With the projects I work on some costs are liable to a value added tax charge and others are not. How do I get Project 2016 to calculate VAT on those charges to which it applies while omitting it from those which do not so that I get an accurate overall cost budget.
This is a DIY post about creating The Project Online administrator links, a Promoted links list with a couple of the most used administrator actions for Project Online. I’ve created the administrator links in Project Online, but it can also be created in much the same way in PPM 2013 and 2016.
Creating custom bar styles for a schedule brings out the artist in us. I have seen schedules that would make a Rainbow jealous (more on that later). Creating a bar style on the project center view however, is not easy. It could be very useful, because it can show the phases of a project without the need to open that schedule. Ideal for portfolio managers or PMO members.
This is a Do it Yourself post on how to achieve a Project Center view with phase colors. It can be applied for Project Server 2010, 2013 and Project Online. I could say it works for 2007 as well, but I have not been able to test this theory. All examples shown are created within Project Online.
—- Edit 2018 —–
Guillaume Rouyre, a Project MVP with his personal blog took the concepts in this post to add his twist to the solution. Take a look at the post, I’m sure you will like it: Click here.
Recently I got to be more active on the Linkedin forums, and I came across an interesting post that could use some elaboration. It concerns the Visual Reports within Microsoft Project 2010 and 2013. As a standard, these reports are created using old Excel templates. But what if you want to use some nice new features? You would need to save that sheet and move away from the compatibility mode. In this post I will share the things you can do to create stunning reports.
Update feb 2016 —————
Hi there, I uploaded my own versions of the Excel Reports to TechNet (they are also available from the TPC OneDrive). Here is the link to the gallery:
Dominic Moss commented on the about baselines post with a nice suggestion. He talks about creating a view that shows a bar that gives the difference between actual finish dates and the proposed finish date captured in baseline(n). I told him that I would consider building this view and posting it on my blog.

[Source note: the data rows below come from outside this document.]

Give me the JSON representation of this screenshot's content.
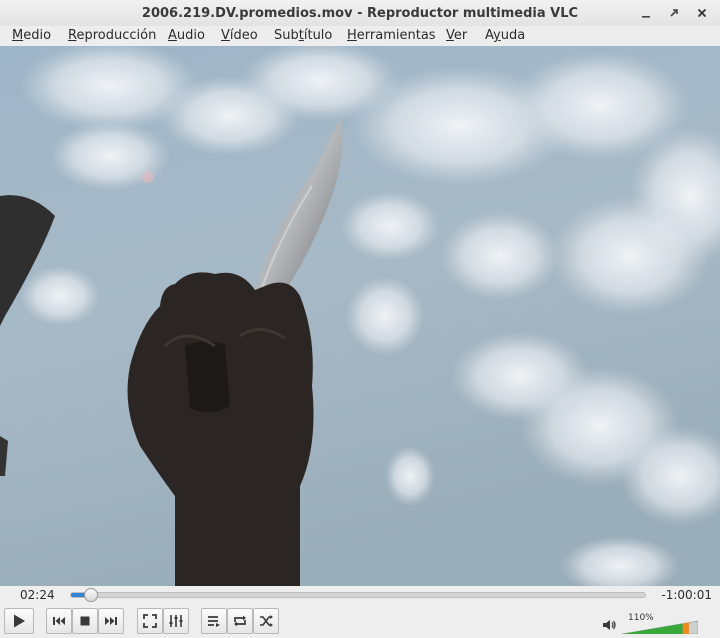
{
  "window": {
    "title": "2006.219.DV.promedios.mov - Reproductor multimedia VLC",
    "controls": {
      "minimize_icon": "minimize-icon",
      "maximize_icon": "maximize-icon",
      "close_icon": "close-icon"
    }
  },
  "menu": {
    "items": [
      {
        "label": "Medio",
        "mnemonic": "M"
      },
      {
        "label": "Reproducción",
        "mnemonic": "R"
      },
      {
        "label": "Audio",
        "mnemonic": "A"
      },
      {
        "label": "Vídeo",
        "mnemonic": "V"
      },
      {
        "label": "Subtítulo",
        "mnemonic": "t"
      },
      {
        "label": "Herramientas",
        "mnemonic": "H"
      },
      {
        "label": "Ver",
        "mnemonic": "V"
      },
      {
        "label": "Ayuda",
        "mnemonic": "y"
      }
    ]
  },
  "playback": {
    "elapsed": "02:24",
    "remaining": "-1:00:01",
    "progress": 0.034
  },
  "controls": {
    "play_icon": "play-icon",
    "previous_icon": "previous-icon",
    "stop_icon": "stop-icon",
    "next_icon": "next-icon",
    "fullscreen_icon": "fullscreen-icon",
    "extended_settings_icon": "equalizer-icon",
    "playlist_icon": "playlist-icon",
    "loop_icon": "loop-icon",
    "random_icon": "shuffle-icon"
  },
  "volume": {
    "percent_label": "110%",
    "level": 1.1,
    "icon": "speaker-icon"
  },
  "colors": {
    "accent": "#2f82d6",
    "volume_green": "#39a83a",
    "volume_orange": "#f08a1a"
  }
}
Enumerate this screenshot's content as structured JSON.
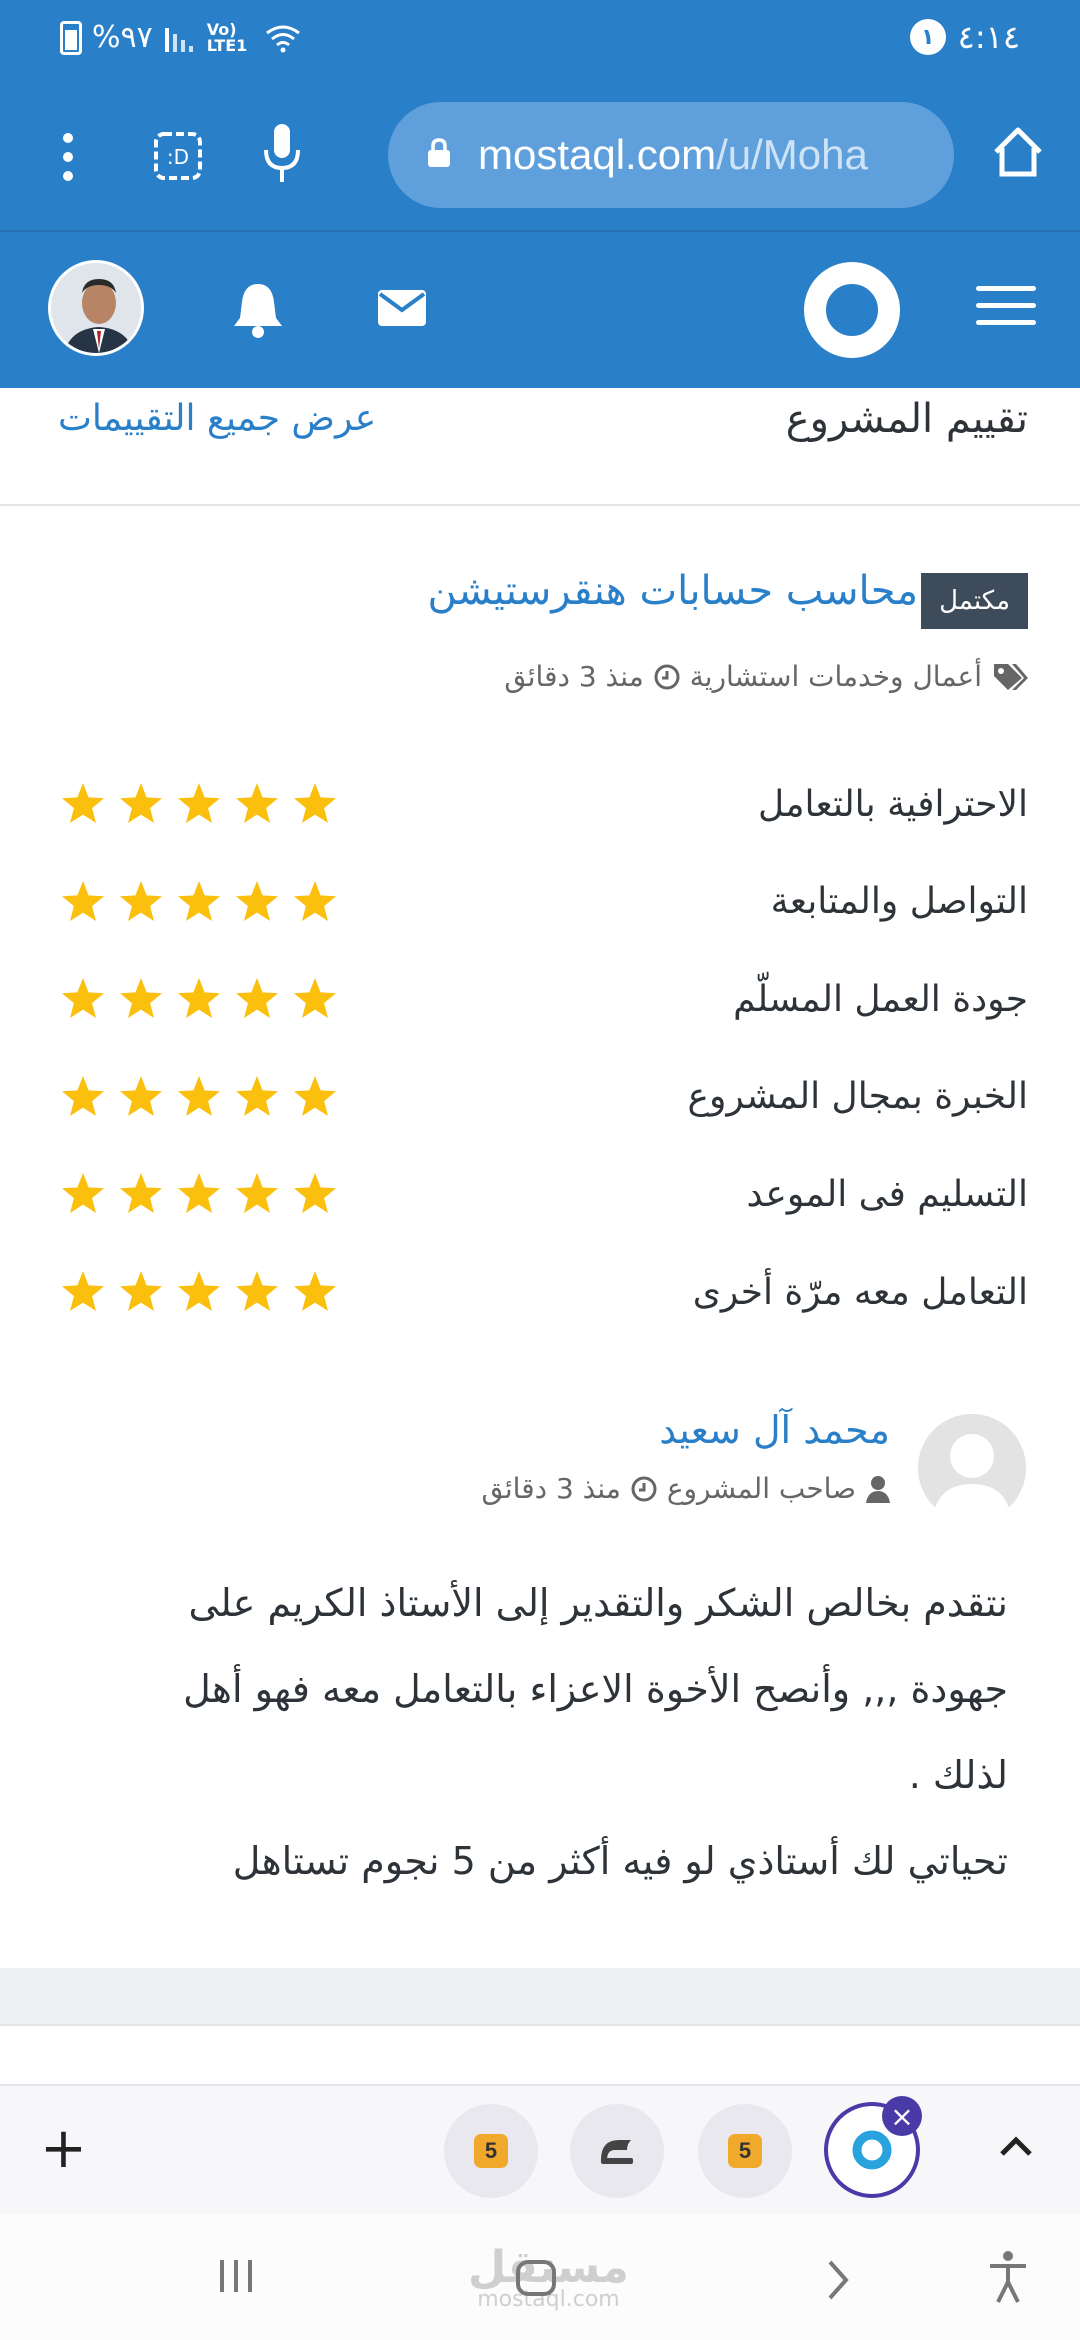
{
  "statusbar": {
    "battery": "%٩٧",
    "network": "Vo) LTE1",
    "notification_count": "١",
    "time": "٤:١٤"
  },
  "browser": {
    "url_main": "mostaql.com",
    "url_rest": "/u/Moha"
  },
  "header": {
    "brand_color": "#2a7fc9"
  },
  "section": {
    "title": "تقييم المشروع",
    "view_all": "عرض جميع التقييمات"
  },
  "project": {
    "status": "مكتمل",
    "title": "محاسب حسابات هنقرستيشن",
    "category": "أعمال وخدمات استشارية",
    "time": "منذ 3 دقائق"
  },
  "criteria": [
    {
      "label": "الاحترافية بالتعامل",
      "rating": 5
    },
    {
      "label": "التواصل والمتابعة",
      "rating": 5
    },
    {
      "label": "جودة العمل المسلّم",
      "rating": 5
    },
    {
      "label": "الخبرة بمجال المشروع",
      "rating": 5
    },
    {
      "label": "التسليم فى الموعد",
      "rating": 5
    },
    {
      "label": "التعامل معه مرّة أخرى",
      "rating": 5
    }
  ],
  "review": {
    "name": "محمد آل سعيد",
    "role": "صاحب المشروع",
    "time": "منذ 3 دقائق",
    "lines": [
      "نتقدم بخالص الشكر والتقدير إلى الأستاذ الكريم على",
      "جهودة ,,, وأنصح الأخوة الاعزاء بالتعامل معه فهو أهل",
      "لذلك .",
      "تحياتي لك أستاذي لو فيه أكثر من 5 نجوم تستاهل"
    ]
  },
  "tabs": {
    "tab_badge": "5",
    "add_label": "+"
  },
  "watermark": {
    "ar": "مستقل",
    "en": "mostaql.com"
  }
}
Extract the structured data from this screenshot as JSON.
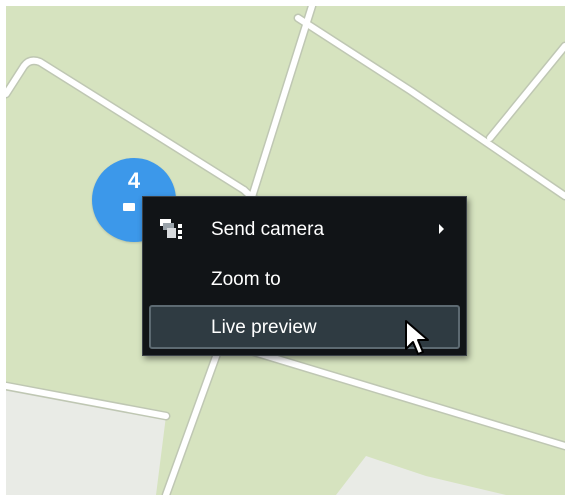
{
  "map": {
    "cluster": {
      "count": "4",
      "icon": "camera-icon",
      "color": "#3c98ea"
    },
    "background_color": "#d6e3bf",
    "road_color": "#ffffff"
  },
  "context_menu": {
    "items": [
      {
        "label": "Send camera",
        "icon": "send-camera-icon",
        "has_submenu": true
      },
      {
        "label": "Zoom to"
      },
      {
        "label": "Live preview",
        "highlighted": true
      }
    ],
    "background_color": "#111417",
    "highlight_color": "#2f3b42"
  },
  "cursor": {
    "icon": "mouse-pointer-icon"
  }
}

Today is that day Dominic, and I hope you like what I have done with your suggestion. Let’s build this: